What we teach matters

How quality curriculum improves student outcomes

November 15, 2018

Today Learning First publishes the first three in a series of papers on an important and developing field of school education research and policy: how strong curriculum combined with teacher and school leader development can be the driver of powerful school and system improvement.

Our first paper, What we teach matters, shows that policymakers have largely overlooked curriculum as a lever for education reform – and how that is beginning to change. The other two papers present case studies of systems in North America – Louisiana and British Columbia – that have undertaken substantial reform in curriculum.

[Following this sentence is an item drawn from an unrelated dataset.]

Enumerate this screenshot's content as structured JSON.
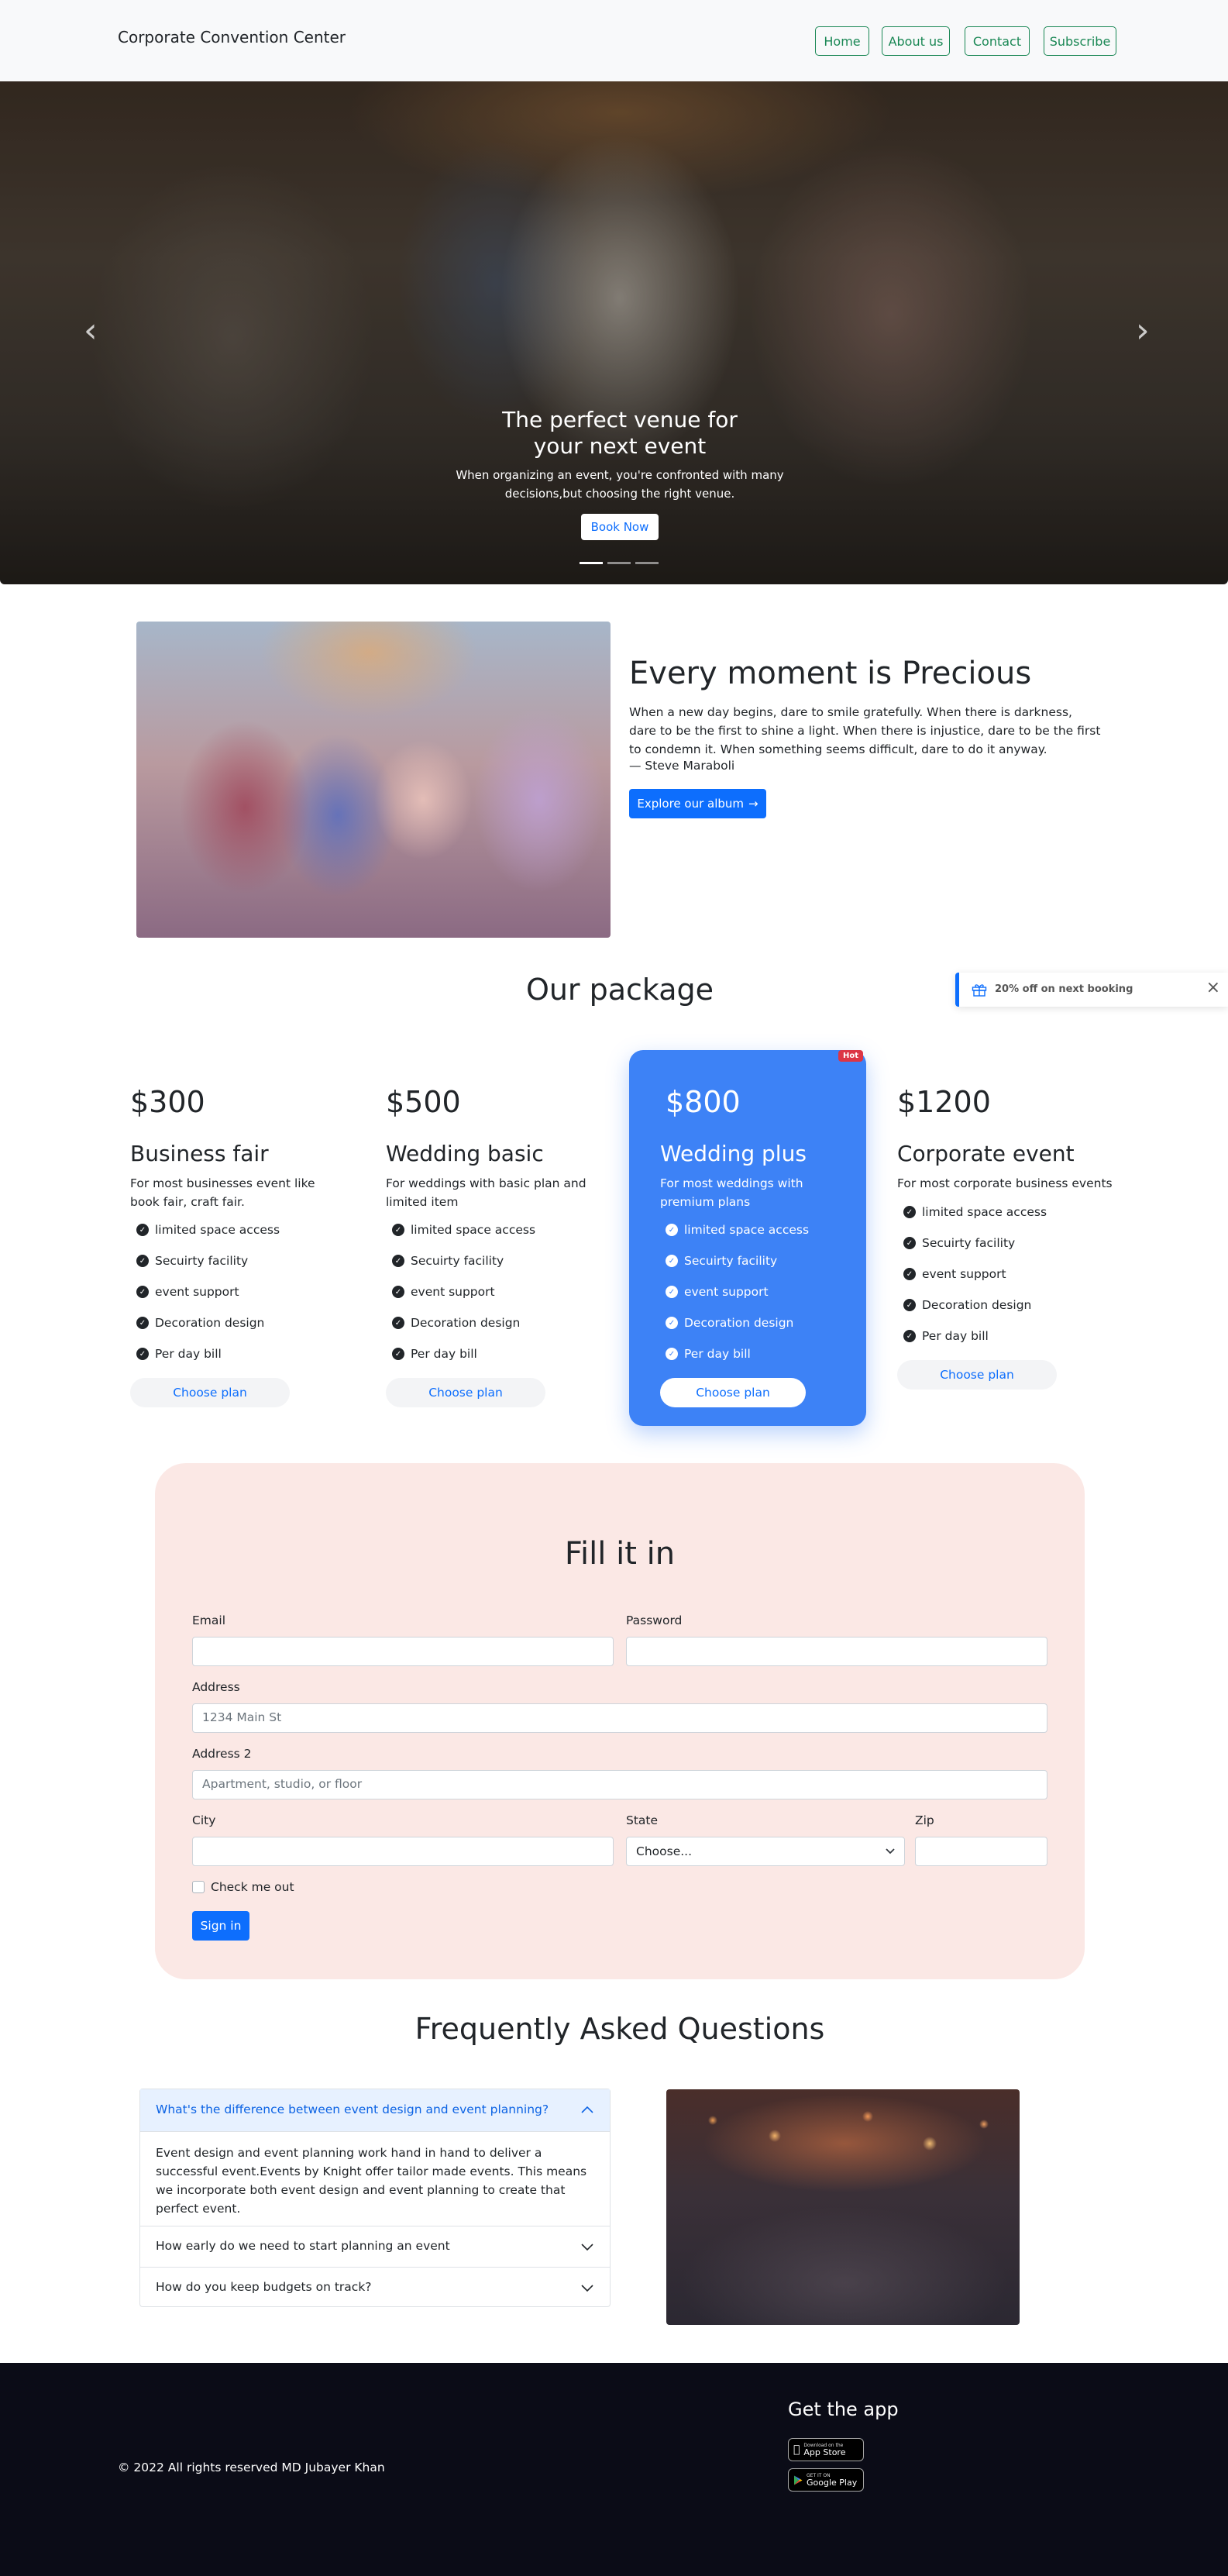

What we teach matters has been written in collaboration with Prof. David Steiner, Executive Director of the Johns Hopkins Institute for Education Policy, one of the world’s leading thinkers on the role of curriculum in school education reform. As Dr Steiner says, “What we teach isn’t some side bar issue in American education: it is American education.” The same is true in Australia and around the world. Yet for too long, millions of students have been taught with low-quality materials or with materials that time-poor teachers have cobbled together from various sources, reducing their capacity to exercise the many skills on which good teaching depends. But a number of systems in the US and Australia are beginning to put curriculum at the heart of their school improvement efforts – and it seems to be paying off.

The research is increasingly clear that quality curriculum matters to student achievement. What’s more, there is emerging evidence to suggest that quality curriculum has a larger cumulative impact on student achievement than many common school improvement interventions – and at a lower cost.

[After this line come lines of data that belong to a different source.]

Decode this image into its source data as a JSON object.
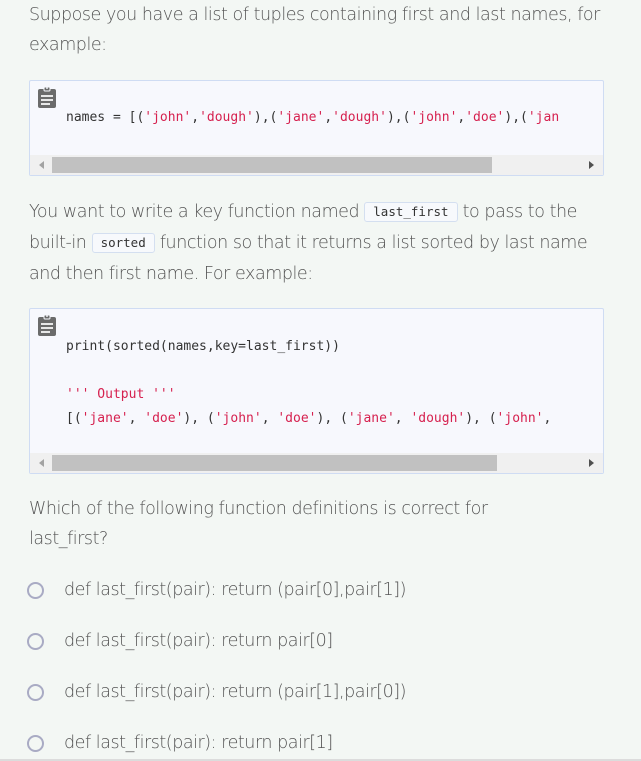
{
  "intro": {
    "text": "Suppose you have a list of tuples containing first and last names, for example:"
  },
  "code_block_1": {
    "icon": "clipboard-icon",
    "line_prefix": "names = [(",
    "tokens": [
      {
        "t": "'john'",
        "s": true
      },
      {
        "t": ",",
        "s": false
      },
      {
        "t": "'dough'",
        "s": true
      },
      {
        "t": "),(",
        "s": false
      },
      {
        "t": "'jane'",
        "s": true
      },
      {
        "t": ",",
        "s": false
      },
      {
        "t": "'dough'",
        "s": true
      },
      {
        "t": "),(",
        "s": false
      },
      {
        "t": "'john'",
        "s": true
      },
      {
        "t": ",",
        "s": false
      },
      {
        "t": "'doe'",
        "s": true
      },
      {
        "t": "),(",
        "s": false
      },
      {
        "t": "'jan",
        "s": true
      }
    ]
  },
  "description": {
    "part1": "You want to write a key function named ",
    "code1": "last_first",
    "part2": " to pass to the built-in ",
    "code2": "sorted",
    "part3": " function so that it returns a list sorted by last name and then first name. For example:"
  },
  "code_block_2": {
    "icon": "clipboard-icon",
    "line1": "print(sorted(names,key=last_first))",
    "line2": "''' Output '''",
    "line3_tokens": [
      {
        "t": "[(",
        "s": false
      },
      {
        "t": "'jane'",
        "s": true
      },
      {
        "t": ", ",
        "s": false
      },
      {
        "t": "'doe'",
        "s": true
      },
      {
        "t": "), (",
        "s": false
      },
      {
        "t": "'john'",
        "s": true
      },
      {
        "t": ", ",
        "s": false
      },
      {
        "t": "'doe'",
        "s": true
      },
      {
        "t": "), (",
        "s": false
      },
      {
        "t": "'jane'",
        "s": true
      },
      {
        "t": ", ",
        "s": false
      },
      {
        "t": "'dough'",
        "s": true
      },
      {
        "t": "), (",
        "s": false
      },
      {
        "t": "'john'",
        "s": true
      },
      {
        "t": ",",
        "s": false
      }
    ]
  },
  "question": {
    "text": "Which of the following function definitions is correct for last_first?"
  },
  "options": [
    {
      "label": "def last_first(pair): return (pair[0],pair[1])",
      "selected": false
    },
    {
      "label": "def last_first(pair): return pair[0]",
      "selected": false
    },
    {
      "label": "def last_first(pair): return (pair[1],pair[0])",
      "selected": false
    },
    {
      "label": "def last_first(pair): return pair[1]",
      "selected": false
    }
  ],
  "colors": {
    "string": "#d6214f",
    "text": "#555555",
    "code_bg": "#f7f8fd",
    "code_border": "#cfdcf3",
    "radio_border": "#a9abc4"
  }
}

Much recent research on the impact of curriculum on student learning has emerged from the US since the development of the Common Core State Standards. This research focuses on content-rich, standards aligned curriculum materials, especially textbooks.

Several US states and districts, such as Louisiana, have begun to develop systems to identify and make available high-quality curriculum materials – and the approach seems to have paid off. The experience of these American states and districts reinforces some of Learning First’s research findings in high-performing systems such as Finland, Singapore, Japan, Hong Kong, and British Columbia. In these places, high-quality curriculum is always part of the story.

What does this mean for educators and policymakers? How do we ensure that schools have the support they need to select or develop high-quality curriculum aligned with rigorous standards for student learning? How do we narrow the gap between the achievement standards that sit on department of education websites, and what is actually taught in classrooms? How can policymakers meaningfully engage with teachers, support and make the most of their instructional expertise, and encourage uptake of quality curriculum? What is there to learn from how other systems have designed and implemented standards and curriculum, and what are the implications for related policy levers, especially initial teacher education, ongoing teacher professional learning, and student assessments? Finally – and critically – how do we define high-quality curriculum in the first place?

The answers to these questions have profound implications for education policy in Australia, the United States, and around the world. This series of reports draws on international research to inform the conversation.